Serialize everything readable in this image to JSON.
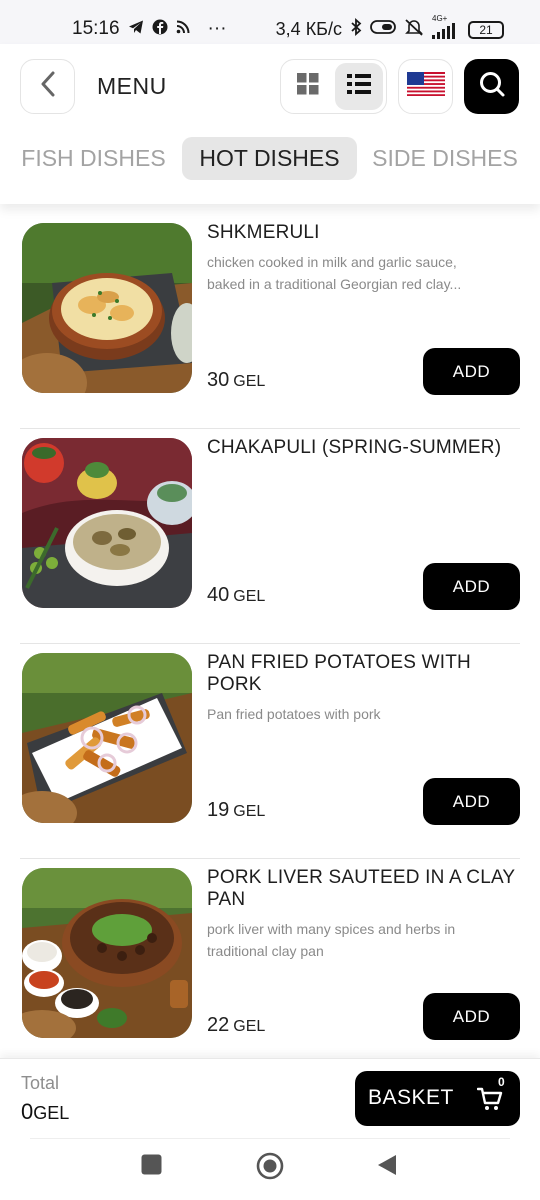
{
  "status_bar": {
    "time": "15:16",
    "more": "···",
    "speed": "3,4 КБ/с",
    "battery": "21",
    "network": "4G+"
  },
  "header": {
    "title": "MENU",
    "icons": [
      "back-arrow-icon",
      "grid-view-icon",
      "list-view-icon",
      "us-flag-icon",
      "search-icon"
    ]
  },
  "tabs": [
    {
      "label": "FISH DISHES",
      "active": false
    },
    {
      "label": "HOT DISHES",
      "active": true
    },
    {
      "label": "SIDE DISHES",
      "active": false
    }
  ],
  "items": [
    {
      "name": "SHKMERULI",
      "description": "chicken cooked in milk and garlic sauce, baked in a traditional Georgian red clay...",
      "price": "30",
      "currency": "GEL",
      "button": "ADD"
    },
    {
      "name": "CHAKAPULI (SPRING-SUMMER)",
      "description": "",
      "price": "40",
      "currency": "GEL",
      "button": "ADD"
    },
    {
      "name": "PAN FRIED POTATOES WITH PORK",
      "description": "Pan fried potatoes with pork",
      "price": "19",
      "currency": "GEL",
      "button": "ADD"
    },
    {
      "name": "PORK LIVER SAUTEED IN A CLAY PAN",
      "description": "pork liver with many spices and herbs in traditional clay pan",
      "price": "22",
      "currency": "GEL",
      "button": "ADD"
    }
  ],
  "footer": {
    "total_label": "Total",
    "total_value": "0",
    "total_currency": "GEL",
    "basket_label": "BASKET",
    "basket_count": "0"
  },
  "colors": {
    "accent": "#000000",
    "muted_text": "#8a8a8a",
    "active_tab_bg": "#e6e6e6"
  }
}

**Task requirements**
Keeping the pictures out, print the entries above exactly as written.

**Written response**
Serialize everything readable in this image to JSON.
{
  "status_bar": {
    "time": "15:16",
    "more": "···",
    "speed": "3,4 КБ/с",
    "battery": "21",
    "network": "4G+"
  },
  "header": {
    "title": "MENU",
    "icons": [
      "back-arrow-icon",
      "grid-view-icon",
      "list-view-icon",
      "us-flag-icon",
      "search-icon"
    ]
  },
  "tabs": [
    {
      "label": "FISH DISHES",
      "active": false
    },
    {
      "label": "HOT DISHES",
      "active": true
    },
    {
      "label": "SIDE DISHES",
      "active": false
    }
  ],
  "items": [
    {
      "name": "SHKMERULI",
      "description": "chicken cooked in milk and garlic sauce, baked in a traditional Georgian red clay...",
      "price": "30",
      "currency": "GEL",
      "button": "ADD"
    },
    {
      "name": "CHAKAPULI (SPRING-SUMMER)",
      "description": "",
      "price": "40",
      "currency": "GEL",
      "button": "ADD"
    },
    {
      "name": "PAN FRIED POTATOES WITH PORK",
      "description": "Pan fried potatoes with pork",
      "price": "19",
      "currency": "GEL",
      "button": "ADD"
    },
    {
      "name": "PORK LIVER SAUTEED IN A CLAY PAN",
      "description": "pork liver with many spices and herbs in traditional clay pan",
      "price": "22",
      "currency": "GEL",
      "button": "ADD"
    }
  ],
  "footer": {
    "total_label": "Total",
    "total_value": "0",
    "total_currency": "GEL",
    "basket_label": "BASKET",
    "basket_count": "0"
  },
  "colors": {
    "accent": "#000000",
    "muted_text": "#8a8a8a",
    "active_tab_bg": "#e6e6e6"
  }
}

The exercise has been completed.